The Creative Process 1. This is awesome 2. This is tricky 3. This is shit 4. I am shit 5. This might be ok 6. This is awesome
— Marcus Romer (@MarcusRomer) October 23, 2013
It refers to the middle of the story, after the beginning and before the final confrontation and resolution. It’s the bulk of the story and for many writers (this one included) the least fun to write.
Openings are fun. They’re exciting. Meeting new characters, exploring new settings. While endings are cathartic. They generate a feeling of accomplishment.
Middles are the slow slog between the two. And depending on the length of the project it can be a very long slog.
I’m currently working on a thriller novella, mostly as practice to try out and exercise my thriller writing muscles.
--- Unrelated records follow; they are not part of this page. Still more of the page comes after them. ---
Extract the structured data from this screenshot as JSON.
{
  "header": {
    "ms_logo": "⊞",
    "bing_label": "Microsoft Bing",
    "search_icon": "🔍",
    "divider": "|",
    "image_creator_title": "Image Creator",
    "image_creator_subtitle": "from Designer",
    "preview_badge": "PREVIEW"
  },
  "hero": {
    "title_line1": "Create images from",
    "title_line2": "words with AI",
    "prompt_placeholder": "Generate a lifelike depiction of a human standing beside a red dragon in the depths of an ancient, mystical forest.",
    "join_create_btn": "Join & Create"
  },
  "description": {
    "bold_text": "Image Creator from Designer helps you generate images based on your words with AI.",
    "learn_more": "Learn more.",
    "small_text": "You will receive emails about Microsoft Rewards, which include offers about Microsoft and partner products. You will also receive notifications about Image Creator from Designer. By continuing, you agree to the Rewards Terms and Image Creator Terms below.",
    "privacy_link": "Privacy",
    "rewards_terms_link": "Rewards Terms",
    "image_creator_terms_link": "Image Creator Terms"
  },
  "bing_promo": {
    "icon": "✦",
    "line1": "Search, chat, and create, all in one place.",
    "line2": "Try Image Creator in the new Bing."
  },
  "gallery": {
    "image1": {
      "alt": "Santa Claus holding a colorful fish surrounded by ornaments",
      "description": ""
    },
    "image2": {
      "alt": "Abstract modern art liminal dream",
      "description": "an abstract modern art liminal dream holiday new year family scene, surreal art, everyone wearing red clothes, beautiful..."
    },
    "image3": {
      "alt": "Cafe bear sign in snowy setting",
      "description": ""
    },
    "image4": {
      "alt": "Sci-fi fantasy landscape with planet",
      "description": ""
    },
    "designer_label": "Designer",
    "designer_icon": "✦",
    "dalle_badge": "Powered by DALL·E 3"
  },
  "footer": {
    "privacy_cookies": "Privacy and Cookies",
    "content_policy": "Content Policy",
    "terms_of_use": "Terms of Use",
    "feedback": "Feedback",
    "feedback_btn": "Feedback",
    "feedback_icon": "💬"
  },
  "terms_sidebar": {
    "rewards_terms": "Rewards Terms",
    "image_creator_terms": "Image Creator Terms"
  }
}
But I hit recently hit that dreaded middle point, where the excitement from the opening has worn off and the ending seems to be hiding across a desert of plotting.
I had posted before that I hoped to be done with the first draft by the end of May or early June. Umm. No. Why? The dreaded middle and the middle story blues.
An often accompaniment to the dreaded middle is the unshakable feeling that this new wonderful creation that you were in love with last week, somehow got left out in the sun to rot and now stinks to high hell. Which is where the picture of my dog comes in. When you feel like your story stinks, you tend to want to just lay around rather than work on it.
Marcus Romer had a great twitter post about this:
For writers (or me at least), number 1 is the opening. Number 2 is the first half of the middle. Number 3 is the second half of the middle. Number 4 is always a constant companion (rejection anyone?). Number 5 is coming out of the middle and number 6 is the ending.
I’ve been through this enough times to know 5 & 6 are coming, and that there’s really one cure for number 3 and the dreaded middle: BIC. Butt In Chair time. You just have to sit down and slog through it having faith that 5 & 6 are around the corner.
I know this. But what I just realized is that the time it takes to move from 3 to 5 & 6 is dependent on the length of the project. Duh. Well, I write mostly short fiction. I’m not used to long dreaded middles. The novella I wrote last summer was a slog, I like the finished product, but I’ll always remember the struggle writing that one. Then there’s this novella. Still excited about it (I think it’s going to be really good), but I’m in the dreaded middle doldrums.
So, long-winded way of saying I’ve revised my estimates on the zero draft of the novella to the end of June. And my new self laughs manically at the fool that wrote “… my first novel … to be done in three months.” Still going to write a novel, but no longer delusional about three months.